Public Policy Considerations
The majority found that to buy Pauley’s arguments would directly conflict with the purpose of the recreational use statute, which is to open land suitable for recreational activity to the public without fear of liability.
“Creating an exception to this immunity is a policy decision that comes within the purview of the General Assembly, not the courts. The General Assembly understands how to draft laws that contain exceptions, but included no exception, that can be applied in this case. And we will not create an exception by judicial fiat,”wrote Kennedy.
Justices Pfeifer and O’Neill dissented. Justice O’Neill wrote the longer dissent. Justice Pfeifer parted company with Justice O’Neill on one point—his enthusiasm for the “letter, spirit, and intent of most recreational-user statutes.” O’Neill likes the fact that such statutes encourage landowners to open their property to the public without having to worry about getting sued. Pfeifer has no such enthusiasm. But as for this case, O’Neill said this:
“ However, when, as here, a property owner converts a recreational park to a municipal dump site for construction fill and debris, there is no statute in the land that should shield that tortfeasor from accountability for such a disastrous action,” he wrote, citing (gasp!) Justice Cardozo in Palsgraf v. Long Island R.R. Co.: “the risk reasonably to be perceived defines the duty to be obeyed.” My first year torts students will loudly applaud!
When Justice O’Neill looked at the property as a whole—as Miller mandated—he did see its essential character change, to a dumpsite for dangerous debris, especially when coated with snow.

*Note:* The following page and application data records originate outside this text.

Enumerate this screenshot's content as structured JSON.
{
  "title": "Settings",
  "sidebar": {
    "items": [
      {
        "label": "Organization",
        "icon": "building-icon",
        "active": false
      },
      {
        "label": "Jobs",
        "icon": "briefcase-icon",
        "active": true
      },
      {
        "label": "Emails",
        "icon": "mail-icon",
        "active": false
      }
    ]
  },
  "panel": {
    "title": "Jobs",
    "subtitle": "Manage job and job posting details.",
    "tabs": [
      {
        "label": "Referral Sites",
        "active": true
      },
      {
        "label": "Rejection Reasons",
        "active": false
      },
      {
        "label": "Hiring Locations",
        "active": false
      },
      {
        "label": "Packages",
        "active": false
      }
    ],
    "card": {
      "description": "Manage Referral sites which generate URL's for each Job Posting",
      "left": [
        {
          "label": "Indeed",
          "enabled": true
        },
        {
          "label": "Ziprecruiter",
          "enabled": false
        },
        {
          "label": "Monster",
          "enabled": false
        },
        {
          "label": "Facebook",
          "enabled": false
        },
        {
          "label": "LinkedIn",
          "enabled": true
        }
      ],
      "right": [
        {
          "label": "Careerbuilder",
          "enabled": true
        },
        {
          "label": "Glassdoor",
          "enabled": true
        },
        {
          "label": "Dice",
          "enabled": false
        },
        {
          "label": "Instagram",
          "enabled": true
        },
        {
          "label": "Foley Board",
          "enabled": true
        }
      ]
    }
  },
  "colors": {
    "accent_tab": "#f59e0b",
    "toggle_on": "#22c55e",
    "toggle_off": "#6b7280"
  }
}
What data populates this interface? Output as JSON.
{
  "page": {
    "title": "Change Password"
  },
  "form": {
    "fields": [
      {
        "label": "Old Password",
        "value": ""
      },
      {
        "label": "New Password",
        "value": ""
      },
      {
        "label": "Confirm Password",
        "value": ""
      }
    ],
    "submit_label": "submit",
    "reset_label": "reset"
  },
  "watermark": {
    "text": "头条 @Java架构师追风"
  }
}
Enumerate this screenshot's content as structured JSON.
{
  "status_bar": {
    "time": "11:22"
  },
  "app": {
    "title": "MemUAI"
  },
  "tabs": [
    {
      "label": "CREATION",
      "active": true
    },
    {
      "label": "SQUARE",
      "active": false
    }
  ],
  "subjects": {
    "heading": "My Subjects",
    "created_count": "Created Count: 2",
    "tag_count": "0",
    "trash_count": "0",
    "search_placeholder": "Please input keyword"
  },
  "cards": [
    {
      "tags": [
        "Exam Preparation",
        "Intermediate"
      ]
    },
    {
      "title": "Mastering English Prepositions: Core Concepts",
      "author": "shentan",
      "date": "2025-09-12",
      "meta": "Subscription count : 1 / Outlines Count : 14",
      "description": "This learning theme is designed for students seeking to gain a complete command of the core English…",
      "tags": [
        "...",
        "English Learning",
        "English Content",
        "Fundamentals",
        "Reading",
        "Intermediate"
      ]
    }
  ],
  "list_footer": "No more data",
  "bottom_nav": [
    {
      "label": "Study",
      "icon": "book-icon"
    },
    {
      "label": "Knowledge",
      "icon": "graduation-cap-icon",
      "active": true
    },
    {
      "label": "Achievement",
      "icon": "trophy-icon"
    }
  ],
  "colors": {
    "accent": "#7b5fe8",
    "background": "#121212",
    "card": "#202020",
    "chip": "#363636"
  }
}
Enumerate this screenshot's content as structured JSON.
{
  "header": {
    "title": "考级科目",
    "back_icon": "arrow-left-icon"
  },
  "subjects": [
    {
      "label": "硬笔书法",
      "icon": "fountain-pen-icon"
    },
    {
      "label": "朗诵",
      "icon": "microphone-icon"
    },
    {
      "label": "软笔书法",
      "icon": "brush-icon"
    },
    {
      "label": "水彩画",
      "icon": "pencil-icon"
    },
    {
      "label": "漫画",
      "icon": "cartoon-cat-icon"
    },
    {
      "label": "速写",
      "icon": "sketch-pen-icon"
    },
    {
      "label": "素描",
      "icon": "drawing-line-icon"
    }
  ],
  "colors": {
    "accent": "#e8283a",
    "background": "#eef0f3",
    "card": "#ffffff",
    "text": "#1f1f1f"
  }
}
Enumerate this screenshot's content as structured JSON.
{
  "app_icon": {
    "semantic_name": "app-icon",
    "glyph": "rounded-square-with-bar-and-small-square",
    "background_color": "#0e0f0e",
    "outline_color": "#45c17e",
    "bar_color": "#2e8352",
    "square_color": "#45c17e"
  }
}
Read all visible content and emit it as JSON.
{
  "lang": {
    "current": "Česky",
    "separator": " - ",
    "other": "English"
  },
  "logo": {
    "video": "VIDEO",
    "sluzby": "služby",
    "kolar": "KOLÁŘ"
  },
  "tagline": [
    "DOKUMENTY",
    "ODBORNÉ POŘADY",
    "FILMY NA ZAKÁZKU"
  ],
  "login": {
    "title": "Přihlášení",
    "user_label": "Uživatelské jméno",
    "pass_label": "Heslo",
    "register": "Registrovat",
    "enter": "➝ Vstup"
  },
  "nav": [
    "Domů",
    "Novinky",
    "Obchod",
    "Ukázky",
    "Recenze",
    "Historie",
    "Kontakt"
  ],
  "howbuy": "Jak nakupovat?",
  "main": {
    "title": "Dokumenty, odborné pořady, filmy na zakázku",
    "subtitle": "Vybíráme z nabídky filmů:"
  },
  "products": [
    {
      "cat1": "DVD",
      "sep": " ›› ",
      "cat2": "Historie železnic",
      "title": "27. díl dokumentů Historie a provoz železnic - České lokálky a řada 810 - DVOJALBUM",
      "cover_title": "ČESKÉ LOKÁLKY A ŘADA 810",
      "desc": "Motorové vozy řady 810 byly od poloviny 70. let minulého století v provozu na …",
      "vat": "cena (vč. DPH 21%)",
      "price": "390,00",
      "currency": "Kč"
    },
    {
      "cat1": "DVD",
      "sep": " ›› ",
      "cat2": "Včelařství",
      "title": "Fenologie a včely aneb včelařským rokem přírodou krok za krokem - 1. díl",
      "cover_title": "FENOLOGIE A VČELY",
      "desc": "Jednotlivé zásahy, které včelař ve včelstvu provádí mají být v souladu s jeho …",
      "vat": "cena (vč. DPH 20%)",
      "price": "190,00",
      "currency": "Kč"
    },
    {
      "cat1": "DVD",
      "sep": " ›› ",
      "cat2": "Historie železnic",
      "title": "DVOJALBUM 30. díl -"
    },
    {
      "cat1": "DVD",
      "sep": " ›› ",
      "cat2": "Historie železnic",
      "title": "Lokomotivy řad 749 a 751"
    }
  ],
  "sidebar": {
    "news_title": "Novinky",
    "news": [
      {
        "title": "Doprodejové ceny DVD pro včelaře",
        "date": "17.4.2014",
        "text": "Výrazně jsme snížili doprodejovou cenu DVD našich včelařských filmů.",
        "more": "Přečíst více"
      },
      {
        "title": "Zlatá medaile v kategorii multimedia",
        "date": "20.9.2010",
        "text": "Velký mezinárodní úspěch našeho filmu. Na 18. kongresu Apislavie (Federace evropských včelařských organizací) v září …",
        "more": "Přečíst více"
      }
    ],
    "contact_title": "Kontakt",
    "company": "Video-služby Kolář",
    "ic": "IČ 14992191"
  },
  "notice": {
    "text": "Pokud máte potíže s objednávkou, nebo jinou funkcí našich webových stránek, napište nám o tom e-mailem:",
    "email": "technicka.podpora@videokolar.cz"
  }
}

“And let’s be accurate here—we are not talking about a single railroad tie. That tie that crippled this child was part of an overall scheme of disposal of huge mounds of debris that the city had incredibly decided to place in the middle of a recreational park! Cover it with a light dressing of snow, and the perfect killing field was created,” O’Neill wrote.
He would hold that when a property owner consciously makes a decision to use its recreational premises for other purposes, there should be no immunity.
Justice Pfeifer, who of course hates every vestige of governmental immunity, would find the statutory protections unreasonable and overbroad, and with respect to governmental entities, unconstitutional.
At oral argument in this case, the majority really pounded away at the city’s lawyer—perhaps because this case was argued as part of the court’s off-site program, to a primarily teen-aged audience. The justices appeared to be warming to Pauley’s argument, but in the end, took the traditional path. As I have said many times on this blog, this Court is not a legislature-defying crowd. Justice O’Donnell said as much at argument when he said that the justices were not “exceptors or policy makers.” The public policy behind recreational-user immunity is clear. It’s to have those who open their land for recreational users not to have to worry about getting sued. I correctly called this case for the city, and predicted it would not be unanimous. (an easy call, given Justice Pfeifer’s well-known antipathy to governmental immunity. He now seems to have an ally on this point in Justice O’Neill.) Chief Justice O’Connor gave no reason for her concurrence in judgment only.